 See: Lacan, Jacques. “The Mirror Stage as Formative of the I Function”. In Écrits (trans. Bruce Fink.) London: W. W. Norton & Company, 2006.
 Sophocles. The Theban Plays: Oedipus the King, Oedipus at Colonus, Antigone (trans., eds. Ruth Fainlight and Robert J. Littman.) Baltimore: John Hopkins University Press, 2009, 16.

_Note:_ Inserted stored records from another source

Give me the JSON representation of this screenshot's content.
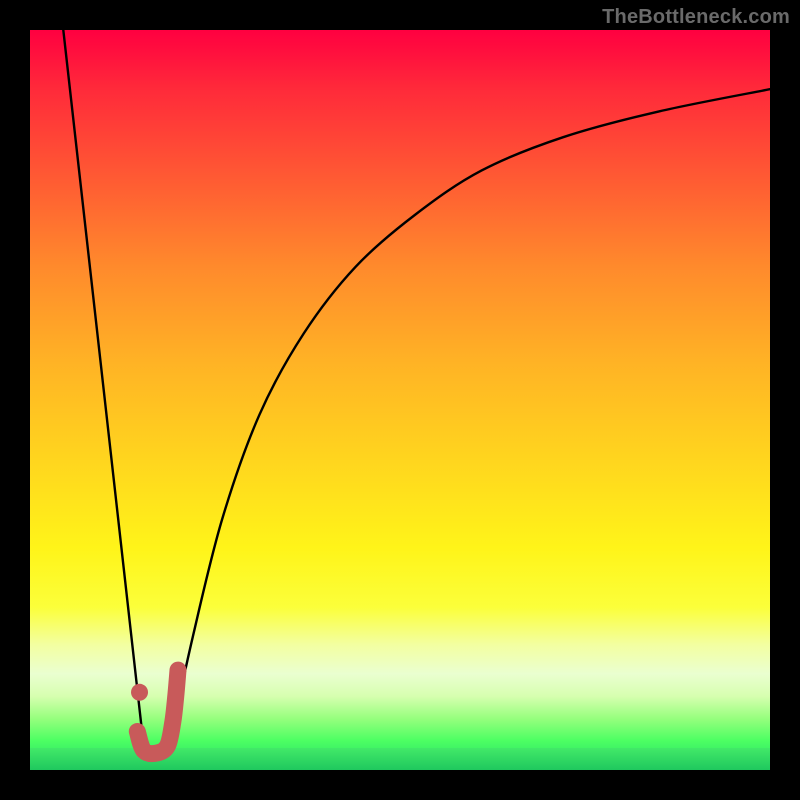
{
  "watermark": "TheBottleneck.com",
  "colors": {
    "frame": "#000000",
    "curve": "#000000",
    "marker_fill": "#c85a5a",
    "marker_stroke": "#a84444",
    "gradient_top": "#ff0040",
    "gradient_bottom": "#1fd867"
  },
  "chart_data": {
    "type": "line",
    "title": "",
    "xlabel": "",
    "ylabel": "",
    "xlim": [
      0,
      100
    ],
    "ylim": [
      0,
      100
    ],
    "series": [
      {
        "name": "left-branch",
        "x": [
          4.5,
          15.5
        ],
        "y": [
          100,
          2
        ]
      },
      {
        "name": "right-branch",
        "x": [
          18.5,
          22,
          26,
          31,
          37,
          44,
          52,
          61,
          72,
          85,
          100
        ],
        "y": [
          2,
          18,
          34,
          48,
          59,
          68,
          75,
          81,
          85.5,
          89,
          92
        ]
      }
    ],
    "markers": {
      "type": "j-shape",
      "points": [
        {
          "x": 14.8,
          "y": 10.5
        },
        {
          "x": 14.5,
          "y": 5.2
        },
        {
          "x": 15.4,
          "y": 2.6
        },
        {
          "x": 17.2,
          "y": 2.3
        },
        {
          "x": 18.6,
          "y": 3.3
        },
        {
          "x": 19.3,
          "y": 6.5
        },
        {
          "x": 19.7,
          "y": 10.0
        },
        {
          "x": 20.0,
          "y": 13.5
        }
      ]
    }
  }
}
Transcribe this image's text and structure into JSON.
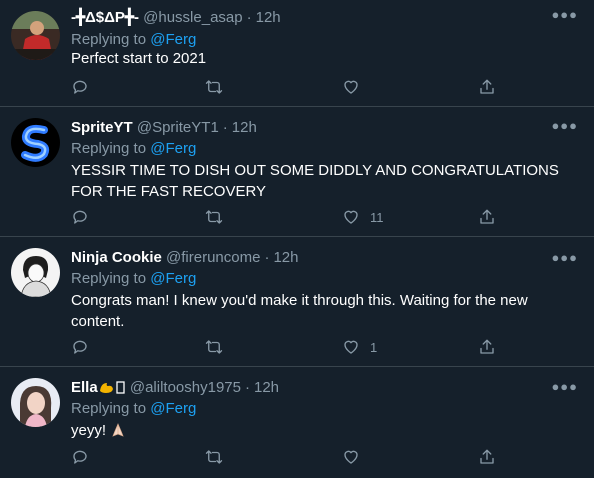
{
  "tweets": [
    {
      "name": "-╋Δ$ΔP╋-",
      "handle": "@hussle_asap",
      "time": "12h",
      "replying_prefix": "Replying to",
      "replying_to": "@Ferg",
      "text": "Perfect start to 2021",
      "likes": ""
    },
    {
      "name": "SpriteYT",
      "handle": "@SpriteYT1",
      "time": "12h",
      "replying_prefix": "Replying to",
      "replying_to": "@Ferg",
      "text": "YESSIR TIME TO DISH OUT SOME DIDDLY AND CONGRATULATIONS FOR THE FAST RECOVERY",
      "likes": "11"
    },
    {
      "name": "Ninja Cookie",
      "handle": "@fireruncome",
      "time": "12h",
      "replying_prefix": "Replying to",
      "replying_to": "@Ferg",
      "text": "Congrats man! I knew you'd make it through this. Waiting for the new content.",
      "likes": "1"
    },
    {
      "name": "Ella",
      "handle": "@aliltooshy1975",
      "time": "12h",
      "replying_prefix": "Replying to",
      "replying_to": "@Ferg",
      "text": "yeyy!",
      "likes": ""
    }
  ],
  "icons": {
    "reply": "reply-icon",
    "retweet": "retweet-icon",
    "like": "heart-icon",
    "share": "share-icon",
    "more": "more-icon"
  },
  "colors": {
    "background": "#15202b",
    "divider": "#38444d",
    "muted": "#8899a6",
    "link": "#1da1f2",
    "text": "#ffffff"
  }
}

 It should be acknowledged that Verrier does articulate a concern around the politicisation of the act of surrogacy. She is not overtly critical of this process but recognises that, like the process of adoption itself, it is an insufficient solution to a very complex social problem. In many cases, however, it is the only solution we have. Her issue with surrogacy is, then, that we do not always consider the inadvertent affects and traumas to which her book is dedicated, and that these must be considered anew if we are to fully embrace a politics of expansive and communal care that works for all. We must take care—in seeking the abolition of the family—not to throw out the baby (quite literally) with the bathwater.
 This separation is an event common to all children, and it is this process that Juan-David Nasio points to when he declares that no child escapes Oedipus. With this in mind, we might note that the Oedipal complex is only one phase within a broader process of psychological individuation.
 See: Nietzsche, Friedrich. “The Anti-Christ”. In The Anti-Christ, Ecce Homo, Twilight of the Idols and Other Writings (trans. Judith Norman, ed. Aaron Ridley.) Cambridge: Cambridge University Press, 2011.
 Discussion of this “movement” is taken up again in the pair’s second collaborative work, A Thousand Plateaus. They argue that the innate nomadism of such a movement is anti-institutional in allowing itself moments of escape from standardised and, in the case of psychoanalysis, arguably reductive, limiting and inadvertently oppressive models. Deleuze, Gilles and Félix Guattari. A Thousand Plateaus: Capitalism and Schizophrenia (trans. Brian Massumi). Minneapolis/London: University of Minnesota Press, 1987.
 “Which comes first, the chicken or the egg—but also the father and the mother, or the child? Psychoanalysis acts as if it were the child (the father is sick only from his own childhood), but at the same time is forced to postulate a parental pre-existence (the child is sick only in relation to a father and a mother). … Oedipus itself would be nothing without the identifications of the parents with the children…” Deleuze, Gilles Deleuze and Félix Guattari. Anti-Oedipus (trans. Robert Hurley and Mark Seem.) London/New York: Bloomsbury Academic, 2013, 313.
 Blanchot, Maurice. The Infinite Conversation (trans. Susan Hanson.) Minneapolis/London: University of Minnesota Press, 1993, 231. Emphasis added. Here, it is worth noting that Blanchot is emphasising that a child’s very being must be (re)established following its separation from the mother postpartum, beginning the process of becoming that Deleuze and Guattari would later make central to their own philosophy.
 Deleuze, Gilles. “What Children Say”. In Essays Critical and Clinical (trans. Michael A. Greco). London/New York: Verso Books, 1998, 61-62. Guattari would write elsewhere, using a rather more abstruse analogy, that this ontology of difference shared between them is an attempt to “construct a science in which dishcloths and napkins would be mixed up, along with other things that are more different still, in which dishcloths and napkins could no longer even be encompassed under the general rubric of linen.” Guattari, Félix. Schizoanalytic Cartographies (trans. Andrew Goffey.) London/New York: Bloomsbury Academic, 2013, 18.